• _Exercise aim_:
Repeat the entries without change, omitting the pictures.

** Opening Given entries block **

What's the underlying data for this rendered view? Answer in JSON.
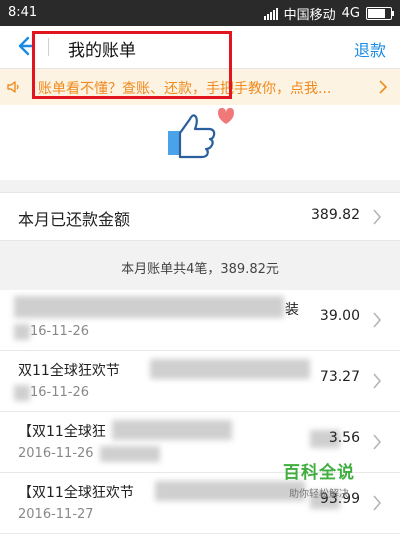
{
  "statusbar": {
    "time": "8:41",
    "carrier": "中国移动",
    "network": "4G",
    "battery_level": 0.75
  },
  "navbar": {
    "back_icon": "back-arrow-icon",
    "title": "我的账单",
    "action_label": "退款"
  },
  "notice": {
    "icon": "speaker-icon",
    "text": "账单看不懂？查账、还款，手把手教你，点我..."
  },
  "hero": {
    "icon": "thumbs-up-heart-icon"
  },
  "summary": {
    "label": "本月已还款金额",
    "amount": "389.82"
  },
  "bills_header": "本月账单共4笔，389.82元",
  "bills": [
    {
      "title": "装",
      "date": "16-11-26",
      "amount": "39.00"
    },
    {
      "title": "双11全球狂欢节",
      "date": "16-11-26",
      "amount": "73.27"
    },
    {
      "title": "【双11全球狂",
      "date": "2016-11-26",
      "amount": "3.56"
    },
    {
      "title": "【双11全球狂欢节",
      "date": "2016-11-27",
      "amount": "93.99"
    }
  ],
  "watermark": {
    "main": "百科全说",
    "sub": "助你轻松解决"
  },
  "colors": {
    "accent": "#1a8ce6",
    "notice": "#f08a1d",
    "highlight": "#e0151f"
  }
}
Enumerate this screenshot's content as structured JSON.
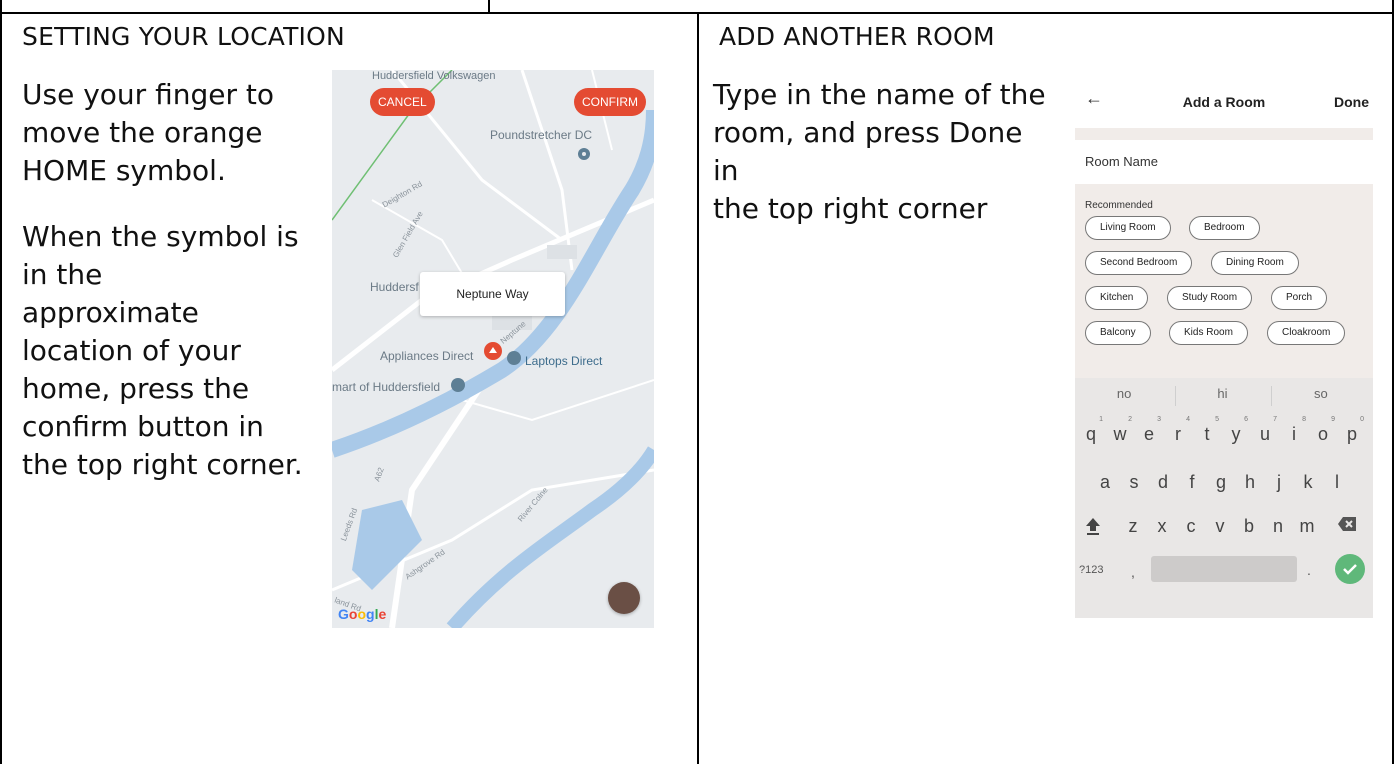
{
  "left_section": {
    "heading": "SETTING YOUR LOCATION",
    "para1_lines": [
      "Use your finger to",
      "move the orange",
      "HOME symbol."
    ],
    "para2_lines": [
      "When the symbol is",
      "in the",
      "approximate",
      "location of your",
      "home, press the",
      "confirm button in",
      "the top right corner."
    ],
    "map": {
      "cancel_label": "CANCEL",
      "confirm_label": "CONFIRM",
      "popup_text": "Neptune Way",
      "places": {
        "top_partial": "Huddersfield Volkswagen",
        "poundstretcher": "Poundstretcher DC",
        "huddersf": "Huddersf",
        "appliances": "Appliances Direct",
        "laptops": "Laptops Direct",
        "smart": "mart of Huddersfield"
      },
      "roads": {
        "deighton": "Deighton Rd",
        "glen_field": "Glen Field Ave",
        "neptune": "Neptune",
        "a62": "A62",
        "leeds": "Leeds Rd",
        "ashgrove": "Ashgrove Rd",
        "land": "land Rd",
        "river": "River Colne"
      },
      "google_letters": [
        "G",
        "o",
        "o",
        "g",
        "l",
        "e"
      ],
      "colors": {
        "accent": "#e44b32",
        "water": "#a9c9e8",
        "land": "#e8ebee"
      }
    }
  },
  "right_section": {
    "heading": "ADD ANOTHER ROOM",
    "instr_lines": [
      "Type in the name of the",
      "room, and press Done",
      "in",
      "the top right corner"
    ],
    "app": {
      "back_glyph": "←",
      "title": "Add a Room",
      "done_label": "Done",
      "name_label": "Room Name",
      "recommended_label": "Recommended",
      "chip_rows": [
        [
          "Living Room",
          "Bedroom"
        ],
        [
          "Second Bedroom",
          "Dining Room"
        ],
        [
          "Kitchen",
          "Study Room",
          "Porch"
        ],
        [
          "Balcony",
          "Kids Room",
          "Cloakroom"
        ]
      ],
      "keyboard": {
        "suggestions": [
          "no",
          "hi",
          "so"
        ],
        "row1": [
          "q",
          "w",
          "e",
          "r",
          "t",
          "y",
          "u",
          "i",
          "o",
          "p"
        ],
        "row1_digits": [
          "1",
          "2",
          "3",
          "4",
          "5",
          "6",
          "7",
          "8",
          "9",
          "0"
        ],
        "row2": [
          "a",
          "s",
          "d",
          "f",
          "g",
          "h",
          "j",
          "k",
          "l"
        ],
        "row3": [
          "z",
          "x",
          "c",
          "v",
          "b",
          "n",
          "m"
        ],
        "sym_label": "?123",
        "comma": ",",
        "period": ".",
        "enter_color": "#5fb87a"
      }
    }
  }
}
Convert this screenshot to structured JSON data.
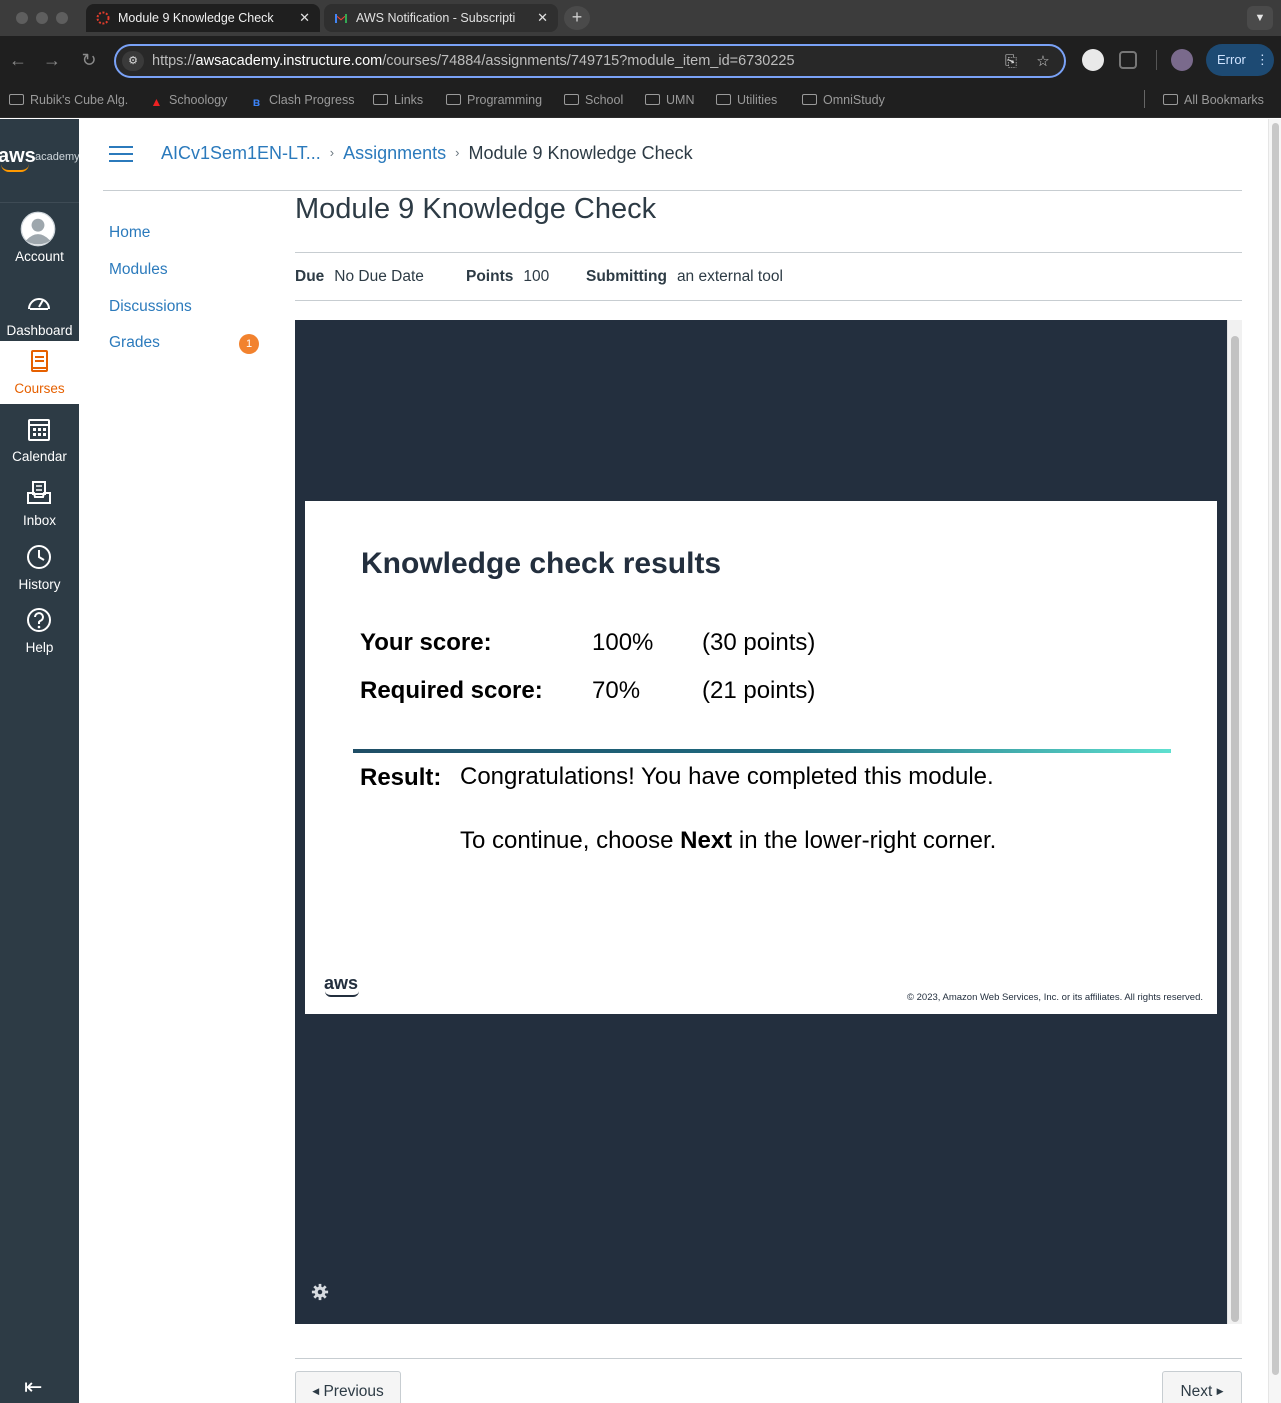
{
  "browser": {
    "tabs": [
      {
        "title": "Module 9 Knowledge Check",
        "active": true
      },
      {
        "title": "AWS Notification - Subscripti",
        "active": false
      }
    ],
    "url_prefix": "https://",
    "url_host": "awsacademy.instructure.com",
    "url_path": "/courses/74884/assignments/749715?module_item_id=6730225",
    "error_label": "Error",
    "bookmarks": [
      "Rubik's Cube Alg.",
      "Schoology",
      "Clash Progress",
      "Links",
      "Programming",
      "School",
      "UMN",
      "Utilities",
      "OmniStudy",
      "All Bookmarks"
    ]
  },
  "global_nav": {
    "logo_text": "aws",
    "logo_sub": "academy",
    "items": [
      {
        "label": "Account",
        "icon": "account-icon"
      },
      {
        "label": "Dashboard",
        "icon": "dashboard-icon"
      },
      {
        "label": "Courses",
        "icon": "courses-icon",
        "active": true
      },
      {
        "label": "Calendar",
        "icon": "calendar-icon"
      },
      {
        "label": "Inbox",
        "icon": "inbox-icon"
      },
      {
        "label": "History",
        "icon": "history-icon"
      },
      {
        "label": "Help",
        "icon": "help-icon"
      }
    ]
  },
  "breadcrumbs": {
    "course": "AICv1Sem1EN-LT...",
    "section": "Assignments",
    "current": "Module 9 Knowledge Check"
  },
  "course_nav": {
    "items": [
      "Home",
      "Modules",
      "Discussions",
      "Grades"
    ],
    "grades_badge": "1"
  },
  "assignment": {
    "title": "Module 9 Knowledge Check",
    "due_label": "Due",
    "due_value": "No Due Date",
    "points_label": "Points",
    "points_value": "100",
    "submitting_label": "Submitting",
    "submitting_value": "an external tool"
  },
  "results": {
    "heading": "Knowledge check results",
    "your_score_label": "Your score:",
    "your_score_pct": "100%",
    "your_score_points": "(30 points)",
    "required_label": "Required score:",
    "required_pct": "70%",
    "required_points": "(21 points)",
    "result_label": "Result:",
    "result_text": "Congratulations! You have completed this module.",
    "continue_before": "To continue, choose ",
    "continue_bold": "Next",
    "continue_after": " in the lower-right corner.",
    "logo_text": "aws",
    "copyright": "© 2023, Amazon Web Services, Inc. or its affiliates. All rights reserved."
  },
  "pager": {
    "previous": "Previous",
    "next": "Next"
  },
  "colors": {
    "canvas_nav": "#2d3b45",
    "link": "#2b7abc",
    "active_nav": "#e66000",
    "badge": "#f2822e",
    "lti_bg": "#232f3e"
  }
}
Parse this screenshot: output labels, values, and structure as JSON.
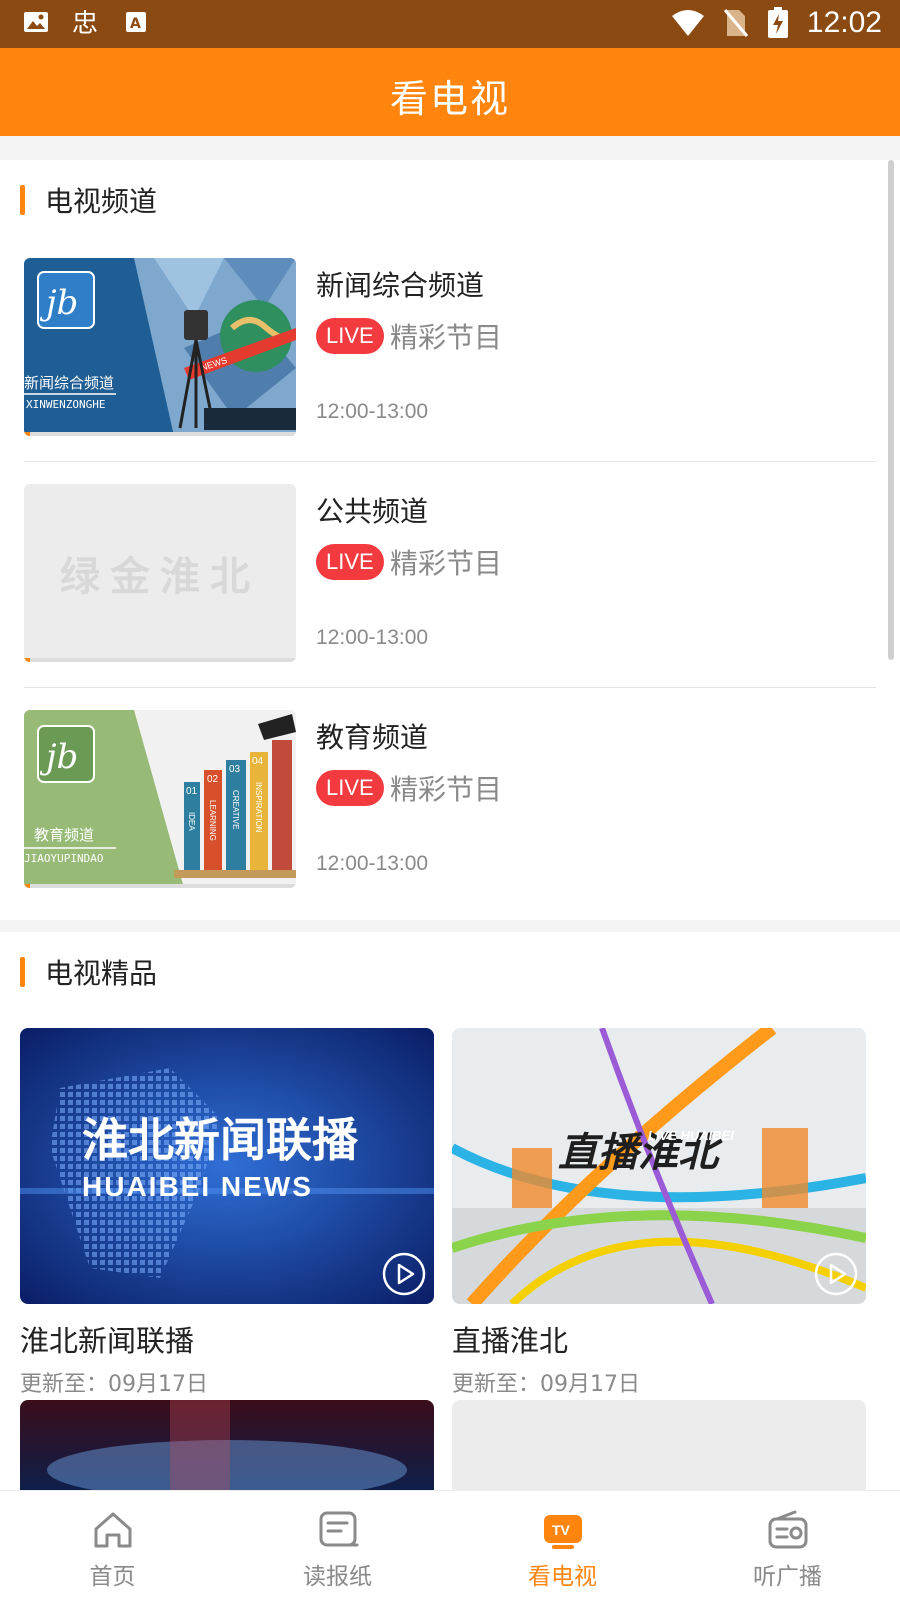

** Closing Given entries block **

• _Response_:
What's the underlying data for this rendered view? Answer in JSON.
{
  "statusbar": {
    "time": "8:41",
    "carrier": "中国移动",
    "network": "4G",
    "battery_level": 0.75
  },
  "navbar": {
    "back_icon": "back-arrow-icon",
    "title": "我的账单",
    "action_label": "退款"
  },
  "notice": {
    "icon": "speaker-icon",
    "text": "账单看不懂？查账、还款，手把手教你，点我..."
  },
  "hero": {
    "icon": "thumbs-up-heart-icon"
  },
  "summary": {
    "label": "本月已还款金额",
    "amount": "389.82"
  },
  "bills_header": "本月账单共4笔，389.82元",
  "bills": [
    {
      "title": "装",
      "date": "16-11-26",
      "amount": "39.00"
    },
    {
      "title": "双11全球狂欢节",
      "date": "16-11-26",
      "amount": "73.27"
    },
    {
      "title": "【双11全球狂",
      "date": "2016-11-26",
      "amount": "3.56"
    },
    {
      "title": "【双11全球狂欢节",
      "date": "2016-11-27",
      "amount": "93.99"
    }
  ],
  "watermark": {
    "main": "百科全说",
    "sub": "助你轻松解决"
  },
  "colors": {
    "accent": "#1a8ce6",
    "notice": "#f08a1d",
    "highlight": "#e0151f"
  }
}
Enumerate this screenshot's content as structured JSON.
{
  "left_section": {
    "heading": "SETTING YOUR LOCATION",
    "para1_lines": [
      "Use your finger to",
      "move the orange",
      "HOME symbol."
    ],
    "para2_lines": [
      "When the symbol is",
      "in the",
      "approximate",
      "location of your",
      "home, press the",
      "confirm button in",
      "the top right corner."
    ],
    "map": {
      "cancel_label": "CANCEL",
      "confirm_label": "CONFIRM",
      "popup_text": "Neptune Way",
      "places": {
        "top_partial": "Huddersfield Volkswagen",
        "poundstretcher": "Poundstretcher DC",
        "huddersf": "Huddersf",
        "appliances": "Appliances Direct",
        "laptops": "Laptops Direct",
        "smart": "mart of Huddersfield"
      },
      "roads": {
        "deighton": "Deighton Rd",
        "glen_field": "Glen Field Ave",
        "neptune": "Neptune",
        "a62": "A62",
        "leeds": "Leeds Rd",
        "ashgrove": "Ashgrove Rd",
        "land": "land Rd",
        "river": "River Colne"
      },
      "google_letters": [
        "G",
        "o",
        "o",
        "g",
        "l",
        "e"
      ],
      "colors": {
        "accent": "#e44b32",
        "water": "#a9c9e8",
        "land": "#e8ebee"
      }
    }
  },
  "right_section": {
    "heading": "ADD ANOTHER ROOM",
    "instr_lines": [
      "Type in the name of the",
      "room, and press Done",
      "in",
      "the top right corner"
    ],
    "app": {
      "back_glyph": "←",
      "title": "Add a Room",
      "done_label": "Done",
      "name_label": "Room Name",
      "recommended_label": "Recommended",
      "chip_rows": [
        [
          "Living Room",
          "Bedroom"
        ],
        [
          "Second Bedroom",
          "Dining Room"
        ],
        [
          "Kitchen",
          "Study Room",
          "Porch"
        ],
        [
          "Balcony",
          "Kids Room",
          "Cloakroom"
        ]
      ],
      "keyboard": {
        "suggestions": [
          "no",
          "hi",
          "so"
        ],
        "row1": [
          "q",
          "w",
          "e",
          "r",
          "t",
          "y",
          "u",
          "i",
          "o",
          "p"
        ],
        "row1_digits": [
          "1",
          "2",
          "3",
          "4",
          "5",
          "6",
          "7",
          "8",
          "9",
          "0"
        ],
        "row2": [
          "a",
          "s",
          "d",
          "f",
          "g",
          "h",
          "j",
          "k",
          "l"
        ],
        "row3": [
          "z",
          "x",
          "c",
          "v",
          "b",
          "n",
          "m"
        ],
        "sym_label": "?123",
        "comma": ",",
        "period": ".",
        "enter_color": "#5fb87a"
      }
    }
  }
}
Convert this screenshot to structured JSON data.
{
  "browser": {
    "tabs": [
      {
        "title": "Module 9 Knowledge Check",
        "active": true
      },
      {
        "title": "AWS Notification - Subscripti",
        "active": false
      }
    ],
    "url_prefix": "https://",
    "url_host": "awsacademy.instructure.com",
    "url_path": "/courses/74884/assignments/749715?module_item_id=6730225",
    "error_label": "Error",
    "bookmarks": [
      "Rubik's Cube Alg.",
      "Schoology",
      "Clash Progress",
      "Links",
      "Programming",
      "School",
      "UMN",
      "Utilities",
      "OmniStudy",
      "All Bookmarks"
    ]
  },
  "global_nav": {
    "logo_text": "aws",
    "logo_sub": "academy",
    "items": [
      {
        "label": "Account",
        "icon": "account-icon"
      },
      {
        "label": "Dashboard",
        "icon": "dashboard-icon"
      },
      {
        "label": "Courses",
        "icon": "courses-icon",
        "active": true
      },
      {
        "label": "Calendar",
        "icon": "calendar-icon"
      },
      {
        "label": "Inbox",
        "icon": "inbox-icon"
      },
      {
        "label": "History",
        "icon": "history-icon"
      },
      {
        "label": "Help",
        "icon": "help-icon"
      }
    ]
  },
  "breadcrumbs": {
    "course": "AICv1Sem1EN-LT...",
    "section": "Assignments",
    "current": "Module 9 Knowledge Check"
  },
  "course_nav": {
    "items": [
      "Home",
      "Modules",
      "Discussions",
      "Grades"
    ],
    "grades_badge": "1"
  },
  "assignment": {
    "title": "Module 9 Knowledge Check",
    "due_label": "Due",
    "due_value": "No Due Date",
    "points_label": "Points",
    "points_value": "100",
    "submitting_label": "Submitting",
    "submitting_value": "an external tool"
  },
  "results": {
    "heading": "Knowledge check results",
    "your_score_label": "Your score:",
    "your_score_pct": "100%",
    "your_score_points": "(30 points)",
    "required_label": "Required score:",
    "required_pct": "70%",
    "required_points": "(21 points)",
    "result_label": "Result:",
    "result_text": "Congratulations! You have completed this module.",
    "continue_before": "To continue, choose ",
    "continue_bold": "Next",
    "continue_after": " in the lower-right corner.",
    "logo_text": "aws",
    "copyright": "© 2023, Amazon Web Services, Inc. or its affiliates. All rights reserved."
  },
  "pager": {
    "previous": "Previous",
    "next": "Next"
  },
  "colors": {
    "canvas_nav": "#2d3b45",
    "link": "#2b7abc",
    "active_nav": "#e66000",
    "badge": "#f2822e",
    "lti_bg": "#232f3e"
  }
}
Parse this screenshot: output labels, values, and structure as JSON.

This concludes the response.